MACIAS: Leila, I think it's safe to say that it was a crazy morning for anyone watching. Pedro Sanchez went mute for five days after he published the letter on social media on Wednesday. This morning, he gave a long introduction. It took him more than five minutes to communicate his decision. Let's hear it.

(SOUNDBITE OF ARCHIVED RECORDING)

PRIME MINISTER PEDRO SANCHEZ: (Non-English language spoken).

MACIAS: Sanchez came out swinging. He talked about democracy and how important it is for those who are elected to office to fight against the attacks of those who question the legitimacy of the prime minister, for example. He said this is not a matter of ideology but a matter of respect, dignity. He also thanked his supporters for the incredible show of support over the past few days. The left, and not just members of Sanchez's party, the Socialists, but also other parties on the left have come together to practically beg Sanchez to not go.

(SOUNDBITE OF MUSIC)

MACIAS: That's sound from the more than 10,000 people that gathered at the Socialist headquarters on Saturday singing a very popular song, "Quedate" - or "Stay". In other words, if Sanchez was the undisputed leader of the left in Spain before, now he's demonstrated the power that he has with his base.

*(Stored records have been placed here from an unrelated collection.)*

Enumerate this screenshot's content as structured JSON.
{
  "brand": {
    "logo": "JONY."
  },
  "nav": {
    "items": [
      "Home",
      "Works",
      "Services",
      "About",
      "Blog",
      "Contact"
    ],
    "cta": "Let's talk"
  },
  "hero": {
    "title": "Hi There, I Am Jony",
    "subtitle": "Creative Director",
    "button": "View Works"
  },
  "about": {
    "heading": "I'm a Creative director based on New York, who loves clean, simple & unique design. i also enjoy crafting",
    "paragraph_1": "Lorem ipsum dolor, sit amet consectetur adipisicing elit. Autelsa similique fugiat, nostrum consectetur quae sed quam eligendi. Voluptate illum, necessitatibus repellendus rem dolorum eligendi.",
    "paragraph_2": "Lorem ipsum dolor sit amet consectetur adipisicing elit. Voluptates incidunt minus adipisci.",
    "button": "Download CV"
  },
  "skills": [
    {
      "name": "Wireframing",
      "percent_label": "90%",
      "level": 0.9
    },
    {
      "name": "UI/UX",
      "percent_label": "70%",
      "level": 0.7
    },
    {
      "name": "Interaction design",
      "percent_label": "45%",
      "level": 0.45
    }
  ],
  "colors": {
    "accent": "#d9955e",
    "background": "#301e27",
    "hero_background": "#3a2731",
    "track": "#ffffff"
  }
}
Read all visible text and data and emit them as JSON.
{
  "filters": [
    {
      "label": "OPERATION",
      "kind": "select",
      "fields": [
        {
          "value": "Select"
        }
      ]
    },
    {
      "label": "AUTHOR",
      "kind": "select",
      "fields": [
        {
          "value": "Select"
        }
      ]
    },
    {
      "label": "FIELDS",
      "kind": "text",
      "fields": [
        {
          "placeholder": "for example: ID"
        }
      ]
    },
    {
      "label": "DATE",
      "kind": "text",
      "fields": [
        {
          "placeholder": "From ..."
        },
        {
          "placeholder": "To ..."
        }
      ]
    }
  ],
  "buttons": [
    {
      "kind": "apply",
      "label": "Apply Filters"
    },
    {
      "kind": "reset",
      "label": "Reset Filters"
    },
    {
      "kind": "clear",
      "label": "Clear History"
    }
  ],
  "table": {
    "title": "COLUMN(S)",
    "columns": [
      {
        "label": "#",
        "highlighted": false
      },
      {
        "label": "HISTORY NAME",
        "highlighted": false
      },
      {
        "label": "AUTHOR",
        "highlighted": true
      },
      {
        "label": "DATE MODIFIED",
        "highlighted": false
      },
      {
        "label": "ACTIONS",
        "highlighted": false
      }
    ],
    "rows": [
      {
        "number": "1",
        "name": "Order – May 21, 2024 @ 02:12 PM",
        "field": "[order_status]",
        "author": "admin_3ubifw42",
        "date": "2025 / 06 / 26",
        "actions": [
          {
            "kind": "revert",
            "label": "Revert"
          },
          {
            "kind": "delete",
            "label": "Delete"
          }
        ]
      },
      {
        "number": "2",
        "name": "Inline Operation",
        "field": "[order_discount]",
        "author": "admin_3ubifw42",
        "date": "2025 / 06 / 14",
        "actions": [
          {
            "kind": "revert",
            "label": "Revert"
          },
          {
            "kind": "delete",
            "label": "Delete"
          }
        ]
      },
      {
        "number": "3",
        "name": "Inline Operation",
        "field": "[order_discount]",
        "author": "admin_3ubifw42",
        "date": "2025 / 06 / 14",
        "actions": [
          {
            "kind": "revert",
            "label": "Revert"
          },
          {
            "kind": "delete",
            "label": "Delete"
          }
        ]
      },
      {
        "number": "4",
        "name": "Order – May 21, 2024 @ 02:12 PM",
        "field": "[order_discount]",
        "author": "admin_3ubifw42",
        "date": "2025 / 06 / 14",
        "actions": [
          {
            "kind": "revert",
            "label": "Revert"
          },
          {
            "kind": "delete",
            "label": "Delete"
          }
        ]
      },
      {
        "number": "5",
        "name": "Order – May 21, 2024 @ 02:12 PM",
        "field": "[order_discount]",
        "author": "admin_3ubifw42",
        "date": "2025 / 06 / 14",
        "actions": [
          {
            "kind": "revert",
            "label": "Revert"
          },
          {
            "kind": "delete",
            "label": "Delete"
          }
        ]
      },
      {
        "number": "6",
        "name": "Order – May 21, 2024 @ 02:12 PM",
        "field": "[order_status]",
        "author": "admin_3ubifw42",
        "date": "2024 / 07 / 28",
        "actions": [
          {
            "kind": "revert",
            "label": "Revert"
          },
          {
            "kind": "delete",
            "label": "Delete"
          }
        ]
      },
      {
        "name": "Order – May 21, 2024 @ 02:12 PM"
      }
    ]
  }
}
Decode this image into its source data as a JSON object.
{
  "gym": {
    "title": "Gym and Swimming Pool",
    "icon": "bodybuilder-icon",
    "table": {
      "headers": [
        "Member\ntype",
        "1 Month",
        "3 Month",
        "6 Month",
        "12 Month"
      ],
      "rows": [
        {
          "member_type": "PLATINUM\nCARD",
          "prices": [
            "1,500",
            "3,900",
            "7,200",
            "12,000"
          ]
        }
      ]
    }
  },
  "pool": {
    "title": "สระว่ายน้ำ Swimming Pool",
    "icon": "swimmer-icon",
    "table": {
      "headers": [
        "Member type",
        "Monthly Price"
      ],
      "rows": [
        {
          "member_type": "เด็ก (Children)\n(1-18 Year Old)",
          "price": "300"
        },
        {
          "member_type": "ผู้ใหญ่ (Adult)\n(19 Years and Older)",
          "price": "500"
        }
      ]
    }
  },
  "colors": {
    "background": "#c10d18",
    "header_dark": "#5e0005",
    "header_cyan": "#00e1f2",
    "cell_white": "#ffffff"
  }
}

FADEL: But how did we get here? I mean, there was this investigation into Sanchez's wife that triggered all of this?

MACIAS: Yes, the investigation is basically the straw that broke the camel's back for him. Sanchez said in his letter on Wednesday that he and his wife have been targets of a campaign from the far right that amounts to harassment. The lawsuit that prompted the investigation into Sanchez's wife was filed by a far-right organization, based on news clips from media outlets, some of them known for publishing fake news. So it remains to be seen whether the investigation is going to go anywhere. Now, Sanchez is known to be a survivor, to have a very thick skin. It almost seemed that the opponents had found his weakness, the well-being of his wife. But today Sanchez told the world that he doesn't have any weaknesses.

FADEL: Now, you mentioned the corruption allegations come from Sanchez's political opponents. How are they responding?

MACIAS: Well, we can say something for sure. The right is going to go into full attack mode. Over the past five days, they've accused Sanchez of being irresponsible. They also didn't trust that he was being genuine. Well, conservatives are going to have a field day now. On the horizon we have something very interesting coming up, which is the Catalonia elections on May 12. The Socialists have a good chance to win. If they manage to block a coalition of the separatists, they could put an end to the current push for independence in Catalonia.

FADEL: That's Miguel Macias in Seville, Spain. Thank you for your time.

MACIAS: Thank you. Transcript provided by NPR, Copyright NPR.

NPR transcripts are created on a rush deadline by an NPR contractor. This text may not be in its final form and may be updated or revised in the future. Accuracy and availability may vary. The authoritative record of NPR’s programming is the audio record.

A Martínez is one of the hosts of Morning Edition and Up First. He came to NPR in 2021 and is based out of NPR West.
Leila Fadel is a national correspondent for NPR based in Los Angeles, covering issues of culture, diversity, and race.